This is another book I was introduced to by Short Stories Aloud, and I bothered to get this one signed. Antonia Honeywell was charming and seemed genuinely excited to be at the event, meeting readers and introducing her first novel. And so she should be, because it’s very good and I look forward to the next one.

(Also, what kind of great name is Antonia Honeywell? It would be a waste of it not to be some kind of artist.)

The Ship is set in a future that doesn’t necessarily seem so terribly far away.  Economies, countries, law and order have collapsed, leaving Anna, Paul and their daughter Lalage (Lally) living mostly in their London flat where they are safe(ish) from the want and disorder of the streets. But the situation is getting worse: the homeless who’ve created a tent city in the park are bombed; citizens have to register and re-register their identity cards, the only fragile marker of legitimacy, to get food and stay alive. Lally remembers birthday meals that have shrunk from roast chicken to, finally, a shared tin of spaghetti hoops.

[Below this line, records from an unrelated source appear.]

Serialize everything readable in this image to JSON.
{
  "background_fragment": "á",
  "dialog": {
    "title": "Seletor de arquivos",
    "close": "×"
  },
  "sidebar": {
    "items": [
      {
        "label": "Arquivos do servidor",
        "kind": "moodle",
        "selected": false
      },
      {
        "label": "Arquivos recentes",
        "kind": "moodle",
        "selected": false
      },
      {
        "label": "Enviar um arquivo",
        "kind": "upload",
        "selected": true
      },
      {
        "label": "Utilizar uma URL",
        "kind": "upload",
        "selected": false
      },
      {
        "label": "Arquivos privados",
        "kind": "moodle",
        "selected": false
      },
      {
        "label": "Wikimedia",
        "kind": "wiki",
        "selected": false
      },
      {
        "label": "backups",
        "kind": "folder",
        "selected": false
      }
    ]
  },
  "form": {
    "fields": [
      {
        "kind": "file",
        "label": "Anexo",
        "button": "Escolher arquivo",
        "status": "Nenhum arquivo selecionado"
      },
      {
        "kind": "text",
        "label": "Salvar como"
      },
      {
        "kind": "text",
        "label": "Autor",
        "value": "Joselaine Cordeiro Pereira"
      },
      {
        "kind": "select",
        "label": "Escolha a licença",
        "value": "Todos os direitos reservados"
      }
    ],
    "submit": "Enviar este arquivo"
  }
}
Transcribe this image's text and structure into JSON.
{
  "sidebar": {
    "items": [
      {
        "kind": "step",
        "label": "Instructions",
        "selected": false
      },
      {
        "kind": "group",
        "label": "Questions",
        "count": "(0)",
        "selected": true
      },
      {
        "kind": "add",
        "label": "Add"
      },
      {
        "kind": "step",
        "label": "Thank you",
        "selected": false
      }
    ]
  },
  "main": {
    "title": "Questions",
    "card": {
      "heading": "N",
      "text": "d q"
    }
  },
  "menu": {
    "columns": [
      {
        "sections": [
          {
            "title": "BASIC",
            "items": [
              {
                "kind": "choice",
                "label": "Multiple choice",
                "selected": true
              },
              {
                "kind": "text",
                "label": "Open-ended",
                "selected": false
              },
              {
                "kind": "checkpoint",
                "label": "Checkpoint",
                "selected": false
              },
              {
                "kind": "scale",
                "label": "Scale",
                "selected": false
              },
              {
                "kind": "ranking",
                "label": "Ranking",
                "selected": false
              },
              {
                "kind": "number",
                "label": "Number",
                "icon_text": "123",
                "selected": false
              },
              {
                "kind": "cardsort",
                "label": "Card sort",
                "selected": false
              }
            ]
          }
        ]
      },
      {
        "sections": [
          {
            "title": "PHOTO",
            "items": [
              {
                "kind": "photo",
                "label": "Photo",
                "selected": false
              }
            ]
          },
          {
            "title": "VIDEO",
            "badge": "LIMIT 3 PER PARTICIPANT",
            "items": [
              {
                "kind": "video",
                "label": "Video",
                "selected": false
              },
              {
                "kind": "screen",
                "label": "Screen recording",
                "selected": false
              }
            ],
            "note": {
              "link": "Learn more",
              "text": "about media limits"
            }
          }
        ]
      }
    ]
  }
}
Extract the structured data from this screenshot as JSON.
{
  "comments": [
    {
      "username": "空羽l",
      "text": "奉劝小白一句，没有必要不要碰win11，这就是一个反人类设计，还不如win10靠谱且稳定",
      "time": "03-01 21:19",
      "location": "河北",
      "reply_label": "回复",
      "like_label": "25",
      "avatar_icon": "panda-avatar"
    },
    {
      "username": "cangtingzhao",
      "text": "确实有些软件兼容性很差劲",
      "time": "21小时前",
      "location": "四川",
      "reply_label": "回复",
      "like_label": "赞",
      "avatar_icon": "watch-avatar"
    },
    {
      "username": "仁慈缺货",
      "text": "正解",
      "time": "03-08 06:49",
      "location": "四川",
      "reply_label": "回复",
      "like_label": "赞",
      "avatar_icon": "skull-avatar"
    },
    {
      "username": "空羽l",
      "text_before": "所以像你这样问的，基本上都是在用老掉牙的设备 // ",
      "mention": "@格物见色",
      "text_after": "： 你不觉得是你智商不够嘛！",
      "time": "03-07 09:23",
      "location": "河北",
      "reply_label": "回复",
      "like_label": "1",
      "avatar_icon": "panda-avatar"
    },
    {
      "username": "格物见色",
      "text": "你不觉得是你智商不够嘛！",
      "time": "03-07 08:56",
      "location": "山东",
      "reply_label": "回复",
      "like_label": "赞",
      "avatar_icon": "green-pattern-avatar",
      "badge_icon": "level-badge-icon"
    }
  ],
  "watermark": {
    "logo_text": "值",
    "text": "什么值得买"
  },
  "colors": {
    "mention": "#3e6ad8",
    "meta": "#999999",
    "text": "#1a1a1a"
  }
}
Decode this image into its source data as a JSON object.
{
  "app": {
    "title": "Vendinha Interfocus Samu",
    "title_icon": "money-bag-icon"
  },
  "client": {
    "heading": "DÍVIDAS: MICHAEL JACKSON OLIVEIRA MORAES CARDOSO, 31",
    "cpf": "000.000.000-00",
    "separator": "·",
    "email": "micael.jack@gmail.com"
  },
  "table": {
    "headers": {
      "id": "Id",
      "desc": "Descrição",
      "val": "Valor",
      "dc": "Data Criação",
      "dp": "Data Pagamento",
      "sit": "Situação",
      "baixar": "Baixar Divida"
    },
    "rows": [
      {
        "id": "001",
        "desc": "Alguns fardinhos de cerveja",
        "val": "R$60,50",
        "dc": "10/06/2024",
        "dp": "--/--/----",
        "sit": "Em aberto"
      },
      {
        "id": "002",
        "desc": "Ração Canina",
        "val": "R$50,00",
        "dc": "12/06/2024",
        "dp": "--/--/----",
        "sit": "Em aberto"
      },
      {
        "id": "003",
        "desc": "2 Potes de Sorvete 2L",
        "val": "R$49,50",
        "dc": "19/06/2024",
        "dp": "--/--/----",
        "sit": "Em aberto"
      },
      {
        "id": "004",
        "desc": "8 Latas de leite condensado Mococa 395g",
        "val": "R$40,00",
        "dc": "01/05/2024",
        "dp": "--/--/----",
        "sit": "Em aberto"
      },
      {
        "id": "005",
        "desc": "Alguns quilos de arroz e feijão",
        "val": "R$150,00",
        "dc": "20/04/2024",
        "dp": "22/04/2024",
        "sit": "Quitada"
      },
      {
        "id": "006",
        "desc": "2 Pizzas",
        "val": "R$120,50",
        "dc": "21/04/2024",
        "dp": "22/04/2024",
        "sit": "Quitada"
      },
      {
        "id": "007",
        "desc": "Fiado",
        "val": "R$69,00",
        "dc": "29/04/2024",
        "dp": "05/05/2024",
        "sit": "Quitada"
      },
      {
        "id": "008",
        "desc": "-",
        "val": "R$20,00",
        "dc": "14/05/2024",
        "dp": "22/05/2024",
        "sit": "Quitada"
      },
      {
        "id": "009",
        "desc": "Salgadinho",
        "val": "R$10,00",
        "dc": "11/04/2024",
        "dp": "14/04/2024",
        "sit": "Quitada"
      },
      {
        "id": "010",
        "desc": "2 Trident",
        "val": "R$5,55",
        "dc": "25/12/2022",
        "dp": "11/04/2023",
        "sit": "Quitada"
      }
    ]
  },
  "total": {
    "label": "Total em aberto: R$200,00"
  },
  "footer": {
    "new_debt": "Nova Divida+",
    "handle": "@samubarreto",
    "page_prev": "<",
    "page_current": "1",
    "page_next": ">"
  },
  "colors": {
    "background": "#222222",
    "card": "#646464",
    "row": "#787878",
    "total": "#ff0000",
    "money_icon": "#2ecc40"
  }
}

While the world continues to spiral, Paul has been preparing for his family’s survival by acquiring, resourcing and peopling the ship. It’s a huge liner, and he has hand-picked 500 people to live on it, along with all the food, clothes, amenities, games, activities they might want for a long future ahead. The new community has been living in a holding pen for years, because Anna refuses to leave while she continues to hope that in fact life in London will improve. Finally, a crisis is provoked and Paul sets in motion the departure of the ship, sailing off into a new way of living for all aboard.

He’s built a utopia for Lally, but as he is hailed as the Father for his special, saved few, Lally alone remains ungrateful. Despite the evident vast size of the ship, it’s claustrophobic (although as I’ve always thought a cruise ship would be hell on toast, that could just be me). Lally’s companions eagerly turn their backs on both their varied, haunted pasts and the horrors of the news, to focus on a now that they’ve been convinced is their destination. They have certainty: that they can do meaningful work in keeping the ship running, the children educated, the food cooked. Their needs are met, from football to pianos to embroidery silks.  Lally alone continues to question and to search for a direction, for both the ship and herself. The only flaw in Paul’s plan to protect and educate his daughter is Lally herself.  With a ship full of people willing to love her, she won’t let herself be loved.

It’s a deft and though provoking novel, asking big questions: is ease and certainty for a few worth the loss to the many? Should, or can, someone be happy in a constrained, finite present with no thought to the future? Paul is a convincing, charismatic figure but he may be peddling no more than bread and circuses, and it’s not enough for Lally. In the end, she makes a different choice, for life rather than what she thinks of as a living death.